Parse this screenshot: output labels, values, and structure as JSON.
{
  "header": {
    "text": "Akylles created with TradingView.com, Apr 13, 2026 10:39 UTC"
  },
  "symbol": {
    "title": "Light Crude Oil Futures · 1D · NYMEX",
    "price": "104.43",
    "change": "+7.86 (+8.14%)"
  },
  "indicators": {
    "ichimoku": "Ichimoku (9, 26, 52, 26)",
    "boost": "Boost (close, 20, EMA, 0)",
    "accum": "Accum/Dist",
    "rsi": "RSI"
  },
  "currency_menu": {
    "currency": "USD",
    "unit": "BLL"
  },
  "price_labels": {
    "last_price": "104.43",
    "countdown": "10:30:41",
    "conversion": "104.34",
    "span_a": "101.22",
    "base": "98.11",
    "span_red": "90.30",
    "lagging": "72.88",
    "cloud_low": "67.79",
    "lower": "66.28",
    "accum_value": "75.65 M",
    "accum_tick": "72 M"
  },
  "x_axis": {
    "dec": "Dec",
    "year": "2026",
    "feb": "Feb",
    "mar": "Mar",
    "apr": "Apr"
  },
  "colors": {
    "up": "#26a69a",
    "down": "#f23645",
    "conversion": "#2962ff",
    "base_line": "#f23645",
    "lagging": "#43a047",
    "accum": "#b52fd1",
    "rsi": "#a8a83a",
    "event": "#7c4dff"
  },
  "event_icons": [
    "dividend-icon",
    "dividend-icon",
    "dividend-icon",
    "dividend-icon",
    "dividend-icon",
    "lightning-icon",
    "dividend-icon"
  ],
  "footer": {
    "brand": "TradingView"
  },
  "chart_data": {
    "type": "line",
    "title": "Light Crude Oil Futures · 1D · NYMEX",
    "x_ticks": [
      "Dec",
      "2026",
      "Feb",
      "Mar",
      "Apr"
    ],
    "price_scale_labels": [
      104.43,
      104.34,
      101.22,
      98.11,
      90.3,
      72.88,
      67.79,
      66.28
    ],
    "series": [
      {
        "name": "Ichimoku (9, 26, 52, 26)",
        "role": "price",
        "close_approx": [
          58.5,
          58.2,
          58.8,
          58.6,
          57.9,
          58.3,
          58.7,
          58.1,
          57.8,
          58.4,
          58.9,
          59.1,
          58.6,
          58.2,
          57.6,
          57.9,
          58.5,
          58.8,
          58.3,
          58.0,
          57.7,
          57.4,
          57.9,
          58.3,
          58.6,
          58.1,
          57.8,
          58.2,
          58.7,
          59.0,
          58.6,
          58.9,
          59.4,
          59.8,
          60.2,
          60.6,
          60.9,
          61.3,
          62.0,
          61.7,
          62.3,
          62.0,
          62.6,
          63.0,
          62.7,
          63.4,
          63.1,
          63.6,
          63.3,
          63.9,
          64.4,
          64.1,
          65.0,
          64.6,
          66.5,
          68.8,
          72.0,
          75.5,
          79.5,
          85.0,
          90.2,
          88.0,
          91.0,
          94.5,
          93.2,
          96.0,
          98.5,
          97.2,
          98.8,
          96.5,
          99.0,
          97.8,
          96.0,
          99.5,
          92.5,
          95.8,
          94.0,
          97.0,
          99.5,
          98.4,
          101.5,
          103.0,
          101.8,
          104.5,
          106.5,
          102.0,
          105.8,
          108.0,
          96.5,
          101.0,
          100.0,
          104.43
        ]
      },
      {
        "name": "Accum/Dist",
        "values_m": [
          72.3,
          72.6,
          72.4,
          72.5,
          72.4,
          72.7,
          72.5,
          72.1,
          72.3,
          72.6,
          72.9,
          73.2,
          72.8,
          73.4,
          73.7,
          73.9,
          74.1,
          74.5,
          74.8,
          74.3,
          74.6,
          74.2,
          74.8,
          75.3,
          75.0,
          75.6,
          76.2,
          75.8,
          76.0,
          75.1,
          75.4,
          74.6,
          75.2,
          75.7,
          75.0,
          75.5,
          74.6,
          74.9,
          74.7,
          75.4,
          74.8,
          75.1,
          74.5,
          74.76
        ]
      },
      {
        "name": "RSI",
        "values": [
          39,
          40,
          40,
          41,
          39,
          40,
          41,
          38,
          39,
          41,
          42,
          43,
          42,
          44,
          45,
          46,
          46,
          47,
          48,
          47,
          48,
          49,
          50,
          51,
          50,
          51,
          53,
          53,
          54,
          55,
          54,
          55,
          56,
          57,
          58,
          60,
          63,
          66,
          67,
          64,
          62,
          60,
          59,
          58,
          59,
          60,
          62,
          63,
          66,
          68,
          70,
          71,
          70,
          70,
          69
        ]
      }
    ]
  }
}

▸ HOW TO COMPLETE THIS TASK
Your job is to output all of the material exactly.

▸ TASK ANSWER
Parse this screenshot: output labels, values, and structure as JSON.
{
  "header": {
    "text": "Akylles created with TradingView.com, Apr 13, 2026 10:39 UTC"
  },
  "symbol": {
    "title": "Light Crude Oil Futures · 1D · NYMEX",
    "price": "104.43",
    "change": "+7.86 (+8.14%)"
  },
  "indicators": {
    "ichimoku": "Ichimoku (9, 26, 52, 26)",
    "boost": "Boost (close, 20, EMA, 0)",
    "accum": "Accum/Dist",
    "rsi": "RSI"
  },
  "currency_menu": {
    "currency": "USD",
    "unit": "BLL"
  },
  "price_labels": {
    "last_price": "104.43",
    "countdown": "10:30:41",
    "conversion": "104.34",
    "span_a": "101.22",
    "base": "98.11",
    "span_red": "90.30",
    "lagging": "72.88",
    "cloud_low": "67.79",
    "lower": "66.28",
    "accum_value": "75.65 M",
    "accum_tick": "72 M"
  },
  "x_axis": {
    "dec": "Dec",
    "year": "2026",
    "feb": "Feb",
    "mar": "Mar",
    "apr": "Apr"
  },
  "colors": {
    "up": "#26a69a",
    "down": "#f23645",
    "conversion": "#2962ff",
    "base_line": "#f23645",
    "lagging": "#43a047",
    "accum": "#b52fd1",
    "rsi": "#a8a83a",
    "event": "#7c4dff"
  },
  "event_icons": [
    "dividend-icon",
    "dividend-icon",
    "dividend-icon",
    "dividend-icon",
    "dividend-icon",
    "lightning-icon",
    "dividend-icon"
  ],
  "footer": {
    "brand": "TradingView"
  },
  "chart_data": {
    "type": "line",
    "title": "Light Crude Oil Futures · 1D · NYMEX",
    "x_ticks": [
      "Dec",
      "2026",
      "Feb",
      "Mar",
      "Apr"
    ],
    "price_scale_labels": [
      104.43,
      104.34,
      101.22,
      98.11,
      90.3,
      72.88,
      67.79,
      66.28
    ],
    "series": [
      {
        "name": "Ichimoku (9, 26, 52, 26)",
        "role": "price",
        "close_approx": [
          58.5,
          58.2,
          58.8,
          58.6,
          57.9,
          58.3,
          58.7,
          58.1,
          57.8,
          58.4,
          58.9,
          59.1,
          58.6,
          58.2,
          57.6,
          57.9,
          58.5,
          58.8,
          58.3,
          58.0,
          57.7,
          57.4,
          57.9,
          58.3,
          58.6,
          58.1,
          57.8,
          58.2,
          58.7,
          59.0,
          58.6,
          58.9,
          59.4,
          59.8,
          60.2,
          60.6,
          60.9,
          61.3,
          62.0,
          61.7,
          62.3,
          62.0,
          62.6,
          63.0,
          62.7,
          63.4,
          63.1,
          63.6,
          63.3,
          63.9,
          64.4,
          64.1,
          65.0,
          64.6,
          66.5,
          68.8,
          72.0,
          75.5,
          79.5,
          85.0,
          90.2,
          88.0,
          91.0,
          94.5,
          93.2,
          96.0,
          98.5,
          97.2,
          98.8,
          96.5,
          99.0,
          97.8,
          96.0,
          99.5,
          92.5,
          95.8,
          94.0,
          97.0,
          99.5,
          98.4,
          101.5,
          103.0,
          101.8,
          104.5,
          106.5,
          102.0,
          105.8,
          108.0,
          96.5,
          101.0,
          100.0,
          104.43
        ]
      },
      {
        "name": "Accum/Dist",
        "values_m": [
          72.3,
          72.6,
          72.4,
          72.5,
          72.4,
          72.7,
          72.5,
          72.1,
          72.3,
          72.6,
          72.9,
          73.2,
          72.8,
          73.4,
          73.7,
          73.9,
          74.1,
          74.5,
          74.8,
          74.3,
          74.6,
          74.2,
          74.8,
          75.3,
          75.0,
          75.6,
          76.2,
          75.8,
          76.0,
          75.1,
          75.4,
          74.6,
          75.2,
          75.7,
          75.0,
          75.5,
          74.6,
          74.9,
          74.7,
          75.4,
          74.8,
          75.1,
          74.5,
          74.76
        ]
      },
      {
        "name": "RSI",
        "values": [
          39,
          40,
          40,
          41,
          39,
          40,
          41,
          38,
          39,
          41,
          42,
          43,
          42,
          44,
          45,
          46,
          46,
          47,
          48,
          47,
          48,
          49,
          50,
          51,
          50,
          51,
          53,
          53,
          54,
          55,
          54,
          55,
          56,
          57,
          58,
          60,
          63,
          66,
          67,
          64,
          62,
          60,
          59,
          58,
          59,
          60,
          62,
          63,
          66,
          68,
          70,
          71,
          70,
          70,
          69
        ]
      }
    ]
  }
}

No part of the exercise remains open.